= YOUR INSTRUCTIONS =
Your answer should consist of the lines below that hold the word "Tipo".

[[ DATA RECORDS open ]]

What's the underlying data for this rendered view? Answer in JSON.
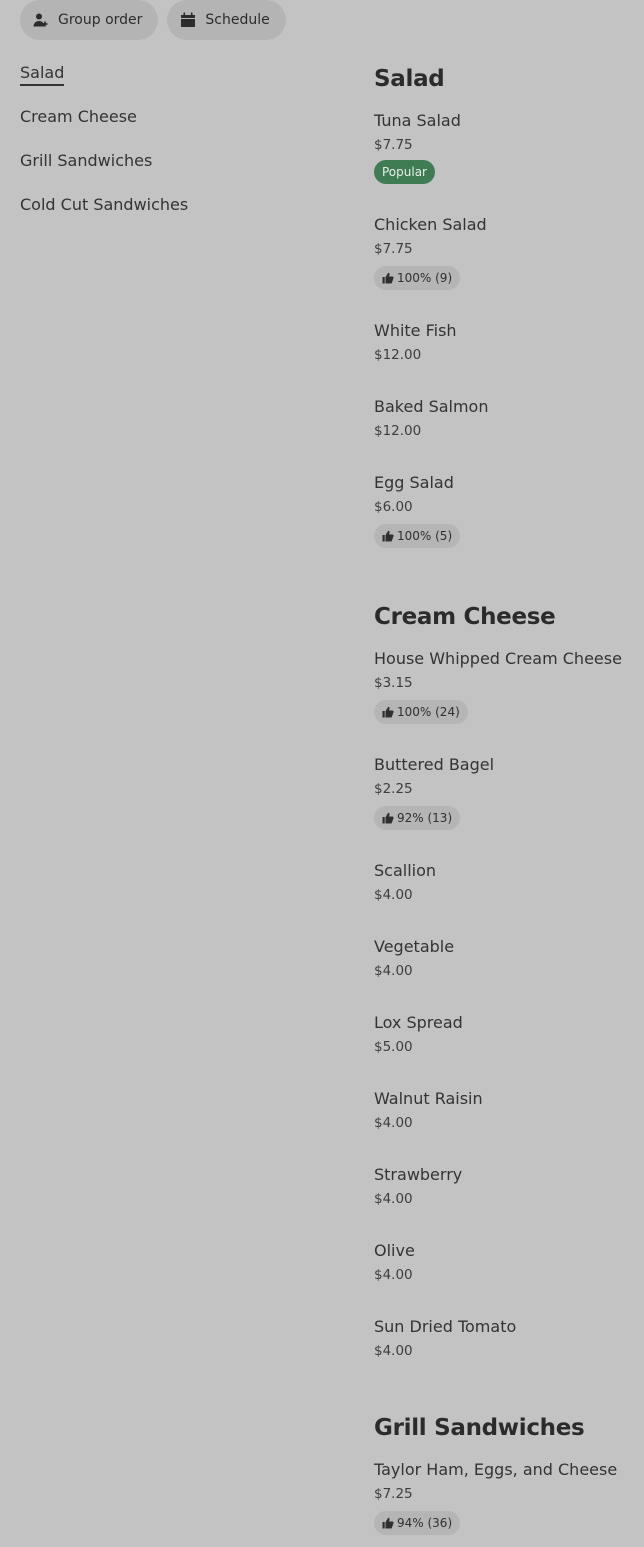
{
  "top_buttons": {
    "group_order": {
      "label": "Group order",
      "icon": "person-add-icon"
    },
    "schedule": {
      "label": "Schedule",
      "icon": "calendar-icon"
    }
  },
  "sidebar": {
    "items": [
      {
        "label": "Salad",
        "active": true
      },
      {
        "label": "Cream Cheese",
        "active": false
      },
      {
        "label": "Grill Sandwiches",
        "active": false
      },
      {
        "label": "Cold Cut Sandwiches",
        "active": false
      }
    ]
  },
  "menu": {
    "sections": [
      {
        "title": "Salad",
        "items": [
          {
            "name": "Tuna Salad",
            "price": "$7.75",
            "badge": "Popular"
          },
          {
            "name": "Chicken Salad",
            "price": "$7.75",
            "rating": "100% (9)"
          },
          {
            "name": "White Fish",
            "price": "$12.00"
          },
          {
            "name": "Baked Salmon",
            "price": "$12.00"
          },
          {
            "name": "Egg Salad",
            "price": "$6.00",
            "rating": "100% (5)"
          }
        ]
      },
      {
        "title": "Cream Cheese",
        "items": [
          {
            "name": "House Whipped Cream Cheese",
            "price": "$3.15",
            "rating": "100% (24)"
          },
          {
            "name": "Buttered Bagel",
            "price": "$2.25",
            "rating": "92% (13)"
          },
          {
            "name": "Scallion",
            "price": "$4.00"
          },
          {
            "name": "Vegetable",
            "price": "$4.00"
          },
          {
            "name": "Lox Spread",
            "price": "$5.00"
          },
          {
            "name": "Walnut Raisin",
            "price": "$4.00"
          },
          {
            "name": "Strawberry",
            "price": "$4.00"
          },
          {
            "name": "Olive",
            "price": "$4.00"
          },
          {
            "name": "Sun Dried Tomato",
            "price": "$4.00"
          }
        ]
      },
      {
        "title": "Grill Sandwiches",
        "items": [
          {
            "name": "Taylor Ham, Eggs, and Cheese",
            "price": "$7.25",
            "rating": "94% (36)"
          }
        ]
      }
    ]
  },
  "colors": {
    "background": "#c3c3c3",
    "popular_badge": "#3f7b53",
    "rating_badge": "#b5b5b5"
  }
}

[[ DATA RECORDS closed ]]
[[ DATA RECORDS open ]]

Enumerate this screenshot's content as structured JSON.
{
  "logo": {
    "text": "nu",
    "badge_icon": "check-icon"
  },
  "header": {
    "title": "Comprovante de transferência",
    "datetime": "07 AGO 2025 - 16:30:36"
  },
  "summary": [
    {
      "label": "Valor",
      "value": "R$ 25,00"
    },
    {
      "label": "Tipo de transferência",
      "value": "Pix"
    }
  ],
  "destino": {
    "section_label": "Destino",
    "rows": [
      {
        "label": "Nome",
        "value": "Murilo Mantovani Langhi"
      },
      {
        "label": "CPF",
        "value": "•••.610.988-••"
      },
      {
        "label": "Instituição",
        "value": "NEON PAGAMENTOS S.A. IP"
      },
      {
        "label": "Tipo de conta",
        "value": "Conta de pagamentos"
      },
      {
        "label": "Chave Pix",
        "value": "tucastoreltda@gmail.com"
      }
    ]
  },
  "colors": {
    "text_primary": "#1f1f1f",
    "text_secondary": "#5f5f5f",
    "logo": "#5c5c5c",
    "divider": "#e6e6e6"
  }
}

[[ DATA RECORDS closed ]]

= WRITTEN RESPONSE =
      "label": "Tipo de transferência",
        "label": "Tipo de conta",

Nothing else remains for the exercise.